_Supplied data_.
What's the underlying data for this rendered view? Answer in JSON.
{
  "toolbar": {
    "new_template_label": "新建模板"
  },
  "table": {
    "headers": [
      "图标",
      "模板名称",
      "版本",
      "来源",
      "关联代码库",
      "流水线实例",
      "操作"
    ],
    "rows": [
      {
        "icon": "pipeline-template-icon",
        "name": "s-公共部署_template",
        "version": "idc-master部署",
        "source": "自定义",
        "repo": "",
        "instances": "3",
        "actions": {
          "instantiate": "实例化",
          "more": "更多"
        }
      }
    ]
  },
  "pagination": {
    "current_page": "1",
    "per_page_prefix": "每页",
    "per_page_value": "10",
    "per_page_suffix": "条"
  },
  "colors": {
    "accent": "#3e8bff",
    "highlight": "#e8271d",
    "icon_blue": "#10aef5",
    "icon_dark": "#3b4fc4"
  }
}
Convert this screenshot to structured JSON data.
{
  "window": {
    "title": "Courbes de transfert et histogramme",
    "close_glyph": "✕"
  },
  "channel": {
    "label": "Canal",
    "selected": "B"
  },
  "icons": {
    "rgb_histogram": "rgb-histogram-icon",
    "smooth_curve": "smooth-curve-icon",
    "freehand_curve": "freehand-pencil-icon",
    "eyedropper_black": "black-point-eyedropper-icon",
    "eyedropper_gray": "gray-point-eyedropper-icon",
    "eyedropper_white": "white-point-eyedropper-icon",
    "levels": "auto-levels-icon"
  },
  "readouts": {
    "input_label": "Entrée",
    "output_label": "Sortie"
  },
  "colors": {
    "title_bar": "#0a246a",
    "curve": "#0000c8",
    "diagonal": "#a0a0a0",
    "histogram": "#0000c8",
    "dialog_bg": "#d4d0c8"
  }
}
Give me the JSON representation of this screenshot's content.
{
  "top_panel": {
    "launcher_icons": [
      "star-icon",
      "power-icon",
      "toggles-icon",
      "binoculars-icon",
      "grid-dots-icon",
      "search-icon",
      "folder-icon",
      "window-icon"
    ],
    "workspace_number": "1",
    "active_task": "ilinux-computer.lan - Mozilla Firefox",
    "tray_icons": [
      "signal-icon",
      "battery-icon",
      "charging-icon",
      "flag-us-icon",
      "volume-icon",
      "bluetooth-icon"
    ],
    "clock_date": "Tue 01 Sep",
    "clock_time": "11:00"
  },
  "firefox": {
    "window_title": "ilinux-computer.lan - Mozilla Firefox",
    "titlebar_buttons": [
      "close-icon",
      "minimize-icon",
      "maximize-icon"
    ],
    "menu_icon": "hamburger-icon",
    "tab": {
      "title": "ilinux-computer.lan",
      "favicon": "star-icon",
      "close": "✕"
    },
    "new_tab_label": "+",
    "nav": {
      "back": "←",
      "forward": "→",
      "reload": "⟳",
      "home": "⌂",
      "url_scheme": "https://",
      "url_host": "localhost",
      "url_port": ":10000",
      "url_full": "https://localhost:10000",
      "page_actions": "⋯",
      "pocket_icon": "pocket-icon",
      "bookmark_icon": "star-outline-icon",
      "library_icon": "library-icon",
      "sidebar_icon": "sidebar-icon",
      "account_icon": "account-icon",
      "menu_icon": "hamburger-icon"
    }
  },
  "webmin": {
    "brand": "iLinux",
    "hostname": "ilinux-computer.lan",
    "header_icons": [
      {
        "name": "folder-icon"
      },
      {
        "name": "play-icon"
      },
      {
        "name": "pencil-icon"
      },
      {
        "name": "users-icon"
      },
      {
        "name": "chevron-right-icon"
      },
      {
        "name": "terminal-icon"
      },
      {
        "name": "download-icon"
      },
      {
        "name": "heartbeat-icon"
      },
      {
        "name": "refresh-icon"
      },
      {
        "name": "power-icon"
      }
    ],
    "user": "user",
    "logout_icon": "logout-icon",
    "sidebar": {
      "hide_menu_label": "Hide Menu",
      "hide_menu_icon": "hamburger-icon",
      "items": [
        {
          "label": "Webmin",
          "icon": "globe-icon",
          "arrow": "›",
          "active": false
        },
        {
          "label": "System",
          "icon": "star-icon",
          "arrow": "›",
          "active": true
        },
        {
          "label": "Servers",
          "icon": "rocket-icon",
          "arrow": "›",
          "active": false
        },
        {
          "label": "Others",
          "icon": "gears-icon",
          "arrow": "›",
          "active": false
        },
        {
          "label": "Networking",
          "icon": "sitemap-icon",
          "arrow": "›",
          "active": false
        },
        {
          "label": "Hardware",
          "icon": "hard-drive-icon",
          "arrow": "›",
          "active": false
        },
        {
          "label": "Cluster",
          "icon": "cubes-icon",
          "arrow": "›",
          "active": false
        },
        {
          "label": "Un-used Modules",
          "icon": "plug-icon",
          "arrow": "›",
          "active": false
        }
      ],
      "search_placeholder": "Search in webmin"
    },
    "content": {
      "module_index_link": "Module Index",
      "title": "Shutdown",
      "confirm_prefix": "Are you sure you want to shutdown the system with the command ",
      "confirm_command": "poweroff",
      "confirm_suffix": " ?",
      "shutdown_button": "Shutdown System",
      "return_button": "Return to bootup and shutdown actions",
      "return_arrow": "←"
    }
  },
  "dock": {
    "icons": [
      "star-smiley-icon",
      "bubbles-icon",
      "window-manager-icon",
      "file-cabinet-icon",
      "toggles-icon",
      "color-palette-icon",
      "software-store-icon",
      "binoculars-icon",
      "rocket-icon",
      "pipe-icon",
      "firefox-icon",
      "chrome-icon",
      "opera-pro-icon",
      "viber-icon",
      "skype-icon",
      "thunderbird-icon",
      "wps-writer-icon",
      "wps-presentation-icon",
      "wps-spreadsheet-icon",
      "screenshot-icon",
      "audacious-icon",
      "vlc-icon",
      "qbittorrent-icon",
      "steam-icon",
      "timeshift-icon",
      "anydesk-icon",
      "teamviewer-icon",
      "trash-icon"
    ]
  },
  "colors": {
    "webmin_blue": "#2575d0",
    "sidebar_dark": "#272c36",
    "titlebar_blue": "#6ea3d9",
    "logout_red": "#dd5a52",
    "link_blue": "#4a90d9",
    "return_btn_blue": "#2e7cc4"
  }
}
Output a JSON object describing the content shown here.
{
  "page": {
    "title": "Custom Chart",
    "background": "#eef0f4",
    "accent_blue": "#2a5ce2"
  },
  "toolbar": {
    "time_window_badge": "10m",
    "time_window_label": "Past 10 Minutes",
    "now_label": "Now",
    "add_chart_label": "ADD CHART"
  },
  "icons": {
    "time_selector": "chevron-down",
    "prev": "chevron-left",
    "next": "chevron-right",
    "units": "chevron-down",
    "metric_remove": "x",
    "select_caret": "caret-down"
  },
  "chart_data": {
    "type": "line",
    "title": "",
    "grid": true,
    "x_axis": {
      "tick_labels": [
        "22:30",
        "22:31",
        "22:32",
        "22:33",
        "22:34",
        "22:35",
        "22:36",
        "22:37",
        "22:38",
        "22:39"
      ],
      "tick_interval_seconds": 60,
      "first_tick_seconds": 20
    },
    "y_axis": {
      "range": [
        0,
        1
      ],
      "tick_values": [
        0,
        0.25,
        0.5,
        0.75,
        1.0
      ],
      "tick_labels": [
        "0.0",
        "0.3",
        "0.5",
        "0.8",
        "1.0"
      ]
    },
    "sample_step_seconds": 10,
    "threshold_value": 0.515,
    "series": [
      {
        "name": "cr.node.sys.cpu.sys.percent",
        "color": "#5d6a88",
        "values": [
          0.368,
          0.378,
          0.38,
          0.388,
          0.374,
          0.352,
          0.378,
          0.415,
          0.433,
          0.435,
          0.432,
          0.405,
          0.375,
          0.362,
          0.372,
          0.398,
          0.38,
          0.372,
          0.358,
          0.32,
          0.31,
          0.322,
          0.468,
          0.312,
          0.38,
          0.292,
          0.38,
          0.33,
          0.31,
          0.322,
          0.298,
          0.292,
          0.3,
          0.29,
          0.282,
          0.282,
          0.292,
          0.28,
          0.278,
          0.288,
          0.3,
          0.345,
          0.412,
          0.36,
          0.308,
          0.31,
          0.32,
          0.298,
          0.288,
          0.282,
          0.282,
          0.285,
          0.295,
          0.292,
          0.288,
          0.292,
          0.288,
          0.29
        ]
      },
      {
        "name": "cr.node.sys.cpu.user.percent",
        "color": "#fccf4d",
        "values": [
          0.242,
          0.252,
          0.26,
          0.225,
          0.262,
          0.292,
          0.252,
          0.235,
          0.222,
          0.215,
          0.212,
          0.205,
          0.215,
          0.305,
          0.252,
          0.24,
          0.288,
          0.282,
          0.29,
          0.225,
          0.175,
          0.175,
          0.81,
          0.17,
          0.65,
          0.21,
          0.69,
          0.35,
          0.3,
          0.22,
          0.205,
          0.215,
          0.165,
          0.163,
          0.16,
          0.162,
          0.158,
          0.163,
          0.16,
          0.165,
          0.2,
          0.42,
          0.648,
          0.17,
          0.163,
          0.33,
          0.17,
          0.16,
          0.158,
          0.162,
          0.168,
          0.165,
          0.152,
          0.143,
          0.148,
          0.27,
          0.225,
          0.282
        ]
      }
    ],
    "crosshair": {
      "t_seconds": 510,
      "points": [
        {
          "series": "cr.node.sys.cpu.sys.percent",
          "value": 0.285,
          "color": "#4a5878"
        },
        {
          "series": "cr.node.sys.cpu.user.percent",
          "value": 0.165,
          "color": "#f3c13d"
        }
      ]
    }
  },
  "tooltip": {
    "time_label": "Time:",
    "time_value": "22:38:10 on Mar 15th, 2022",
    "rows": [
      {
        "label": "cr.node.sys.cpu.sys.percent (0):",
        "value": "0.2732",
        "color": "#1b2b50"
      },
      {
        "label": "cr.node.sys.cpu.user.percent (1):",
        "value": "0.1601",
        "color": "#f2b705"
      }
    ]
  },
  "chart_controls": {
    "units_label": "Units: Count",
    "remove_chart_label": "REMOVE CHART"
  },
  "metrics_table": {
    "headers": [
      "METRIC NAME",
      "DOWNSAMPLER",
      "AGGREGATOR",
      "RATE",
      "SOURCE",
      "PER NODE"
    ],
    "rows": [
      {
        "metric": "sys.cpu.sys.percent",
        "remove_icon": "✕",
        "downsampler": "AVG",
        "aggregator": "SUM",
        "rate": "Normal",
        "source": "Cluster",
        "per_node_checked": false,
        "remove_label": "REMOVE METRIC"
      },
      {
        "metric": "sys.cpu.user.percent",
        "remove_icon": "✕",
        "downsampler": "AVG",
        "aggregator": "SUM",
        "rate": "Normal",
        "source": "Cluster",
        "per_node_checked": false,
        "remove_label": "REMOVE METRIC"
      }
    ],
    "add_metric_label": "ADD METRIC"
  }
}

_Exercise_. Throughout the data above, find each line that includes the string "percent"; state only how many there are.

_Written response_. 8